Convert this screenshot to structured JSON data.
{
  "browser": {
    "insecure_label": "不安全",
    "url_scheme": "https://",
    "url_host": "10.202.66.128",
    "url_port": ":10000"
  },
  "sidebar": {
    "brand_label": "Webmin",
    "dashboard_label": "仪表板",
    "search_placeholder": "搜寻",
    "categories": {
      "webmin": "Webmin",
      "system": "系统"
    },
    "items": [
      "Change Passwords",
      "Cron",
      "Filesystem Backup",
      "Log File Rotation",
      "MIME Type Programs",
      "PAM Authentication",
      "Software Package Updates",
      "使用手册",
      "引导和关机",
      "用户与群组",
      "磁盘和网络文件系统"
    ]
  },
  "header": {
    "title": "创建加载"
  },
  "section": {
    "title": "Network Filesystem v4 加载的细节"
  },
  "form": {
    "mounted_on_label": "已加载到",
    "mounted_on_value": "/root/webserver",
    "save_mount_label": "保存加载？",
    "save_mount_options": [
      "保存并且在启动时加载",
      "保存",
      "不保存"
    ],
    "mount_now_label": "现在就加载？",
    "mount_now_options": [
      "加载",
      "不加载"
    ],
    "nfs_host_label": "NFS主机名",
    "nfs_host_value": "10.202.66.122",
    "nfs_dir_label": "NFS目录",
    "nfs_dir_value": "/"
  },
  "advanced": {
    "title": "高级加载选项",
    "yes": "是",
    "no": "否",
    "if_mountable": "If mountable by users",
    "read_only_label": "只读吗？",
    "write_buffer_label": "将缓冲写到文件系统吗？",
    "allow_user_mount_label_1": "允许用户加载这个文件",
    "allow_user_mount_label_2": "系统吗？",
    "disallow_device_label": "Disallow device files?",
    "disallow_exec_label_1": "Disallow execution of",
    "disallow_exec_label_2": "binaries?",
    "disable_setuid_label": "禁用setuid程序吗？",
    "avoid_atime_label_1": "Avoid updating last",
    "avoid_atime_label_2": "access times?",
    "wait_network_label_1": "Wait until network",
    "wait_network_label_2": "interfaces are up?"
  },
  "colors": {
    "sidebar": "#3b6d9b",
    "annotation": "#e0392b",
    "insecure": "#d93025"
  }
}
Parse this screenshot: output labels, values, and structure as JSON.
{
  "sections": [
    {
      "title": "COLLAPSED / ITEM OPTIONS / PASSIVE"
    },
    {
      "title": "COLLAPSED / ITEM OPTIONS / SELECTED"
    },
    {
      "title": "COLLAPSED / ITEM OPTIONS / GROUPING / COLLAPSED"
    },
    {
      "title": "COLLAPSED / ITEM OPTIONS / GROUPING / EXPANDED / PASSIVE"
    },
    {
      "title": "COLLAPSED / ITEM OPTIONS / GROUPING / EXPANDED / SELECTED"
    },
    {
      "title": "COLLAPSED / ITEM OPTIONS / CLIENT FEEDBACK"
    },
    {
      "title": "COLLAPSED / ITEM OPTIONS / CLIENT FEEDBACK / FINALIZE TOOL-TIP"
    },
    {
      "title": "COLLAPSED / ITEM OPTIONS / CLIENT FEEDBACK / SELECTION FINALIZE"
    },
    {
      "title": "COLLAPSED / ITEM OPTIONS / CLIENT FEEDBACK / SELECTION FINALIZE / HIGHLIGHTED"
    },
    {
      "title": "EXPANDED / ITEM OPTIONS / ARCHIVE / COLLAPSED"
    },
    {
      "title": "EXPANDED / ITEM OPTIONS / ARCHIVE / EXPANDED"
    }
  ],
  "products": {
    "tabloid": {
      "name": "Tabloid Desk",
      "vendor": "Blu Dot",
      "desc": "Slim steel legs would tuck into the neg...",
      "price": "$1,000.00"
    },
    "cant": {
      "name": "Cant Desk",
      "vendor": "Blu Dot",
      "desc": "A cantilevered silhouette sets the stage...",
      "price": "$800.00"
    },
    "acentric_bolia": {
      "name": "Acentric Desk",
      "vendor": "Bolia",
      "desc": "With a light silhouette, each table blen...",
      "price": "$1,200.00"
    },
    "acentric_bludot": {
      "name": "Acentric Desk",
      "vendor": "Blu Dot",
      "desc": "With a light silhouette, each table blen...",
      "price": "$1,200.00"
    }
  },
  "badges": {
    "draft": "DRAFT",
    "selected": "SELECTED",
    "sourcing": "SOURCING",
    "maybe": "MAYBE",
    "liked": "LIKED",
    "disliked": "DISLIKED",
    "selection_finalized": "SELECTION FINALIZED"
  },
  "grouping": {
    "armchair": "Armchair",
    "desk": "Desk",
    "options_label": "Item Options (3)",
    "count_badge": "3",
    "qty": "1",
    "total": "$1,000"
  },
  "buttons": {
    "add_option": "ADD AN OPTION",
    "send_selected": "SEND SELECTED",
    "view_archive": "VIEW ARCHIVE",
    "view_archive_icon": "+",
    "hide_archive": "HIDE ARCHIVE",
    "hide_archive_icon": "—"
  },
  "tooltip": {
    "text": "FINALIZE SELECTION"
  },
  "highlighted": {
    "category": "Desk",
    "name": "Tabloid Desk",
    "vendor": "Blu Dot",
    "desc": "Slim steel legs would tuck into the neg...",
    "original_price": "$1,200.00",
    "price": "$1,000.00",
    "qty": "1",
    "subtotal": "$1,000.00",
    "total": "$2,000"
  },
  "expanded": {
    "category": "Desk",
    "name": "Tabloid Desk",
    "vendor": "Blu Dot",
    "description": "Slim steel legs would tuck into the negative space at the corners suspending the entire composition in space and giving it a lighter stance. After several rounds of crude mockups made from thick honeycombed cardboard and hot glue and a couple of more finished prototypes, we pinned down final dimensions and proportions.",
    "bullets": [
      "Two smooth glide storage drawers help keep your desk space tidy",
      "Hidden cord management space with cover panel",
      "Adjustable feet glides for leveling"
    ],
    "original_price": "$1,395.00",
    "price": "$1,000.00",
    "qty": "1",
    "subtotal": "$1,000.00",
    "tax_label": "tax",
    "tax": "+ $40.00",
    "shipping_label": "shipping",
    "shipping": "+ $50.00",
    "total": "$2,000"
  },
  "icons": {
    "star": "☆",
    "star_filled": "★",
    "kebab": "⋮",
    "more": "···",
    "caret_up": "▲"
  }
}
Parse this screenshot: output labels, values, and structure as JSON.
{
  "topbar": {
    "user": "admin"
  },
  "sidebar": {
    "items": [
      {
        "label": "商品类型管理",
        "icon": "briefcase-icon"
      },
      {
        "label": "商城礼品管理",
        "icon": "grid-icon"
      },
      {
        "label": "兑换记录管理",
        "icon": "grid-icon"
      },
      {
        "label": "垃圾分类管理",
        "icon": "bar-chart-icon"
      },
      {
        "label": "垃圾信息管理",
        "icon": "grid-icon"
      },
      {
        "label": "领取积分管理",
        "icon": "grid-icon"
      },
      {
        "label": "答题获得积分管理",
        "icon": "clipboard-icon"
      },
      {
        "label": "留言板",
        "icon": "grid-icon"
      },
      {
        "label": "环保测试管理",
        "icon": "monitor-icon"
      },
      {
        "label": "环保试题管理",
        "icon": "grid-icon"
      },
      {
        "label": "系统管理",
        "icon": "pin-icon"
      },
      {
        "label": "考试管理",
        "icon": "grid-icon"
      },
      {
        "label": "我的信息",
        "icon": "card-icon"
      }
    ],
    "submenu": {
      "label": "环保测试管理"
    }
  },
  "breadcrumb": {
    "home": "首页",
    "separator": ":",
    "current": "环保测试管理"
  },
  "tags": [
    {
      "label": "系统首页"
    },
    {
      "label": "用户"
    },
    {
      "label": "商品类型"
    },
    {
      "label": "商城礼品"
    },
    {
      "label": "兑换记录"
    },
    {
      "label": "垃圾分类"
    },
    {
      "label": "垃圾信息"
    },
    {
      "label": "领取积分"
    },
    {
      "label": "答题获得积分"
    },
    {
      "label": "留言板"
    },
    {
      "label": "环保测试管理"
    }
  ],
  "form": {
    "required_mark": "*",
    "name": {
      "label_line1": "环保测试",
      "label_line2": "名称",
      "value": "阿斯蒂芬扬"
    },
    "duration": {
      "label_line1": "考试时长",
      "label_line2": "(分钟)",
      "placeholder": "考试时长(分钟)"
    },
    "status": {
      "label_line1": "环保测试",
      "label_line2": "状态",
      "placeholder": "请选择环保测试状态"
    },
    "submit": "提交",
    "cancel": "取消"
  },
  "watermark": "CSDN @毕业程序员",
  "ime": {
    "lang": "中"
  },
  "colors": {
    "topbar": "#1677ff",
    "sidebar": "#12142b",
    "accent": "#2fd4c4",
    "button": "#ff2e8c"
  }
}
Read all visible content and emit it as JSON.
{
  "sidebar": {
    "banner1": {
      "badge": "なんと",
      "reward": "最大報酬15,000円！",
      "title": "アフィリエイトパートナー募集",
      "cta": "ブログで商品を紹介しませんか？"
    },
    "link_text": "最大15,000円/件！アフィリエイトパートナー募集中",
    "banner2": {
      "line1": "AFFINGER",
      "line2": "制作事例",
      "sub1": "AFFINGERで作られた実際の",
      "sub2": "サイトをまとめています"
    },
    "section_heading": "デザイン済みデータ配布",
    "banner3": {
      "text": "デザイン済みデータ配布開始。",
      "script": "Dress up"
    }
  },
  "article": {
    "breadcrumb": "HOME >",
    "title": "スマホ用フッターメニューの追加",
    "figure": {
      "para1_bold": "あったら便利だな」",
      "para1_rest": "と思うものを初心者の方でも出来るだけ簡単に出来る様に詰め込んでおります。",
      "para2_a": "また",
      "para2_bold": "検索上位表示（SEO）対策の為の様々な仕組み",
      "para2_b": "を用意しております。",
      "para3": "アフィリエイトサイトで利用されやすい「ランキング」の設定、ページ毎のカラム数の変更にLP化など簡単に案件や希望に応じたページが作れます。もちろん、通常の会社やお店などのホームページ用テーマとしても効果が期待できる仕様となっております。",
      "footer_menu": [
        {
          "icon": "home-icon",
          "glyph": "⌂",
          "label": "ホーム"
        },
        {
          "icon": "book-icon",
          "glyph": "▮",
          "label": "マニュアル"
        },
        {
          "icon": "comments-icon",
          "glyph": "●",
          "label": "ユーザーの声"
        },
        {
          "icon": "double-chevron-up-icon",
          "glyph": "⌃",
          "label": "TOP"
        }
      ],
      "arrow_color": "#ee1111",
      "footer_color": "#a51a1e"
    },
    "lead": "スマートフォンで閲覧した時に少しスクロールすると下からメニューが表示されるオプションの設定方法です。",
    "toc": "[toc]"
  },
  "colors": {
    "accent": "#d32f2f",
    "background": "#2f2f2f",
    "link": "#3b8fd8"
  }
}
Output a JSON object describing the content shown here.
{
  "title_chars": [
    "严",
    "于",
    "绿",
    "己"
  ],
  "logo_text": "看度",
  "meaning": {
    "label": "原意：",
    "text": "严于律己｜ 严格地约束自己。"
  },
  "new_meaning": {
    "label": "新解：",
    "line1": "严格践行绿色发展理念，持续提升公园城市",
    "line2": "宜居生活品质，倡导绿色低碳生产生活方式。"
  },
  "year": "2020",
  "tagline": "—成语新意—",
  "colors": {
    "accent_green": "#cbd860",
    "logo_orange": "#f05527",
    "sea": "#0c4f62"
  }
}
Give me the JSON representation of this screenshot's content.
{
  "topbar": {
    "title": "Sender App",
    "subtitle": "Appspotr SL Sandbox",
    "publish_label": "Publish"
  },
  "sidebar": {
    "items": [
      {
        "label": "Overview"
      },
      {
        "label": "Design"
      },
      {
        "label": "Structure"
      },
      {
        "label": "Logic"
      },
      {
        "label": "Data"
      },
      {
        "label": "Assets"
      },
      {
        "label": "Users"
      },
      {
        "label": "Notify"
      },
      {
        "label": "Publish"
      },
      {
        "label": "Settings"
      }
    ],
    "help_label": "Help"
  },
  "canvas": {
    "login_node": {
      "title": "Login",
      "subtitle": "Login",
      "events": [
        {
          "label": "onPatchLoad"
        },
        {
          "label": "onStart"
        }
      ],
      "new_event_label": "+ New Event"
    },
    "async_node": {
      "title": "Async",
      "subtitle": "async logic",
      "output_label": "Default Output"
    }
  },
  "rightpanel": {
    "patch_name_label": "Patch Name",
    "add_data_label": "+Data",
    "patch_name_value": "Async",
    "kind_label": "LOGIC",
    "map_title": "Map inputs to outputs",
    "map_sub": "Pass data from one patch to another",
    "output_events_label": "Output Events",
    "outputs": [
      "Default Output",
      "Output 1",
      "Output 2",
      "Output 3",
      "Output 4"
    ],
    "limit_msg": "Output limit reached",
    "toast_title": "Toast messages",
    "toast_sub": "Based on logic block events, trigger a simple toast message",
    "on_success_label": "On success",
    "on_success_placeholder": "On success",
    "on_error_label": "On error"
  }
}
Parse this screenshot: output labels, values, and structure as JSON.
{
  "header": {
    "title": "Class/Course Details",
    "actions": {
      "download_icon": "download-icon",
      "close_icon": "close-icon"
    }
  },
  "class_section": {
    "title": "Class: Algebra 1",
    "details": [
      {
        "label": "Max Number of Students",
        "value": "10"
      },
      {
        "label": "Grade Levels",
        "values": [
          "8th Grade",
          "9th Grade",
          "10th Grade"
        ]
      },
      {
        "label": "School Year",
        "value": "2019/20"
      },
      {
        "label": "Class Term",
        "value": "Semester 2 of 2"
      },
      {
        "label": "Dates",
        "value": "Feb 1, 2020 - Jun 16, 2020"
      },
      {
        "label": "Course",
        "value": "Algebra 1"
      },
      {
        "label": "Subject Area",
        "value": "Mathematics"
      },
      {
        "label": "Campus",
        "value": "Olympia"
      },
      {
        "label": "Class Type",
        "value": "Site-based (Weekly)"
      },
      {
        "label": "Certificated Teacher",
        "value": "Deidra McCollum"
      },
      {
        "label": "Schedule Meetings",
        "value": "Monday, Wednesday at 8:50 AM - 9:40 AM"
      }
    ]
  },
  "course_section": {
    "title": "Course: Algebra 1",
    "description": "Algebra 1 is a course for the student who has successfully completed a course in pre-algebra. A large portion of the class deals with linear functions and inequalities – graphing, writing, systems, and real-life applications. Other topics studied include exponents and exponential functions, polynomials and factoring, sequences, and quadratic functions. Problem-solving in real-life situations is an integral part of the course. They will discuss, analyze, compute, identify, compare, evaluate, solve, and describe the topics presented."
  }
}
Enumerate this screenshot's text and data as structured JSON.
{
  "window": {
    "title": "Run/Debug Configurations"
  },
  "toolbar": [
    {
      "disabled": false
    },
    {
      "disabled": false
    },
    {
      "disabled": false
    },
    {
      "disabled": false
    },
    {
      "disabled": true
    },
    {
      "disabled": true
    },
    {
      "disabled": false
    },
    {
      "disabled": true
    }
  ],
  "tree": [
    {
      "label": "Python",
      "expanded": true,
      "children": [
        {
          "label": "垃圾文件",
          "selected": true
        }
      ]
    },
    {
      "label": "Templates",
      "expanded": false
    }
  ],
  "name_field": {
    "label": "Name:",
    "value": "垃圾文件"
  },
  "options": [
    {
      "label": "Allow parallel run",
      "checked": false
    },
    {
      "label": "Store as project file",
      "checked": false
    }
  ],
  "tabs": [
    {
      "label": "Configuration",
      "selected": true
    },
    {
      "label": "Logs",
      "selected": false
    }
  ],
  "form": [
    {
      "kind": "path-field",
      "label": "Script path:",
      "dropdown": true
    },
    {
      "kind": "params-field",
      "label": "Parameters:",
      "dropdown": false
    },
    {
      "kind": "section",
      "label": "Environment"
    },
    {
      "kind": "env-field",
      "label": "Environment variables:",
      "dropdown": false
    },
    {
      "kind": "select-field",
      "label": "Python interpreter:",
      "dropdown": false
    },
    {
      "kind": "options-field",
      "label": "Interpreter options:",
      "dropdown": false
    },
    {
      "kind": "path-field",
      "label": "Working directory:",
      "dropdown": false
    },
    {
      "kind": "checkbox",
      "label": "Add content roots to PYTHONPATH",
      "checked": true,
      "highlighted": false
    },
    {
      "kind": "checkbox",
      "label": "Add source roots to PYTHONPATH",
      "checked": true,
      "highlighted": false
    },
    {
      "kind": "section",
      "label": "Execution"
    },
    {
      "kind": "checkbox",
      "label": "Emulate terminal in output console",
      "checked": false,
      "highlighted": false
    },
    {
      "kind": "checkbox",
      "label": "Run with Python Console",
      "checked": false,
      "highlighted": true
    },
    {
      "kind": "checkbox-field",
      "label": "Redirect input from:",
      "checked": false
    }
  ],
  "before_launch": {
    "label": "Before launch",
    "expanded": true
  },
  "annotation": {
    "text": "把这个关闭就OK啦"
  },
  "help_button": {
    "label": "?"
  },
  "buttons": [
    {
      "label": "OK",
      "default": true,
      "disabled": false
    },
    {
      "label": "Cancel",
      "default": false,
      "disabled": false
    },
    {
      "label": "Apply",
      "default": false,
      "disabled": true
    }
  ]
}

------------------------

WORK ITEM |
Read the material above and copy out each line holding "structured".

ANSWER SPACE |
Convert this screenshot to structured JSON data.
Enumerate this screenshot's text and data as structured JSON.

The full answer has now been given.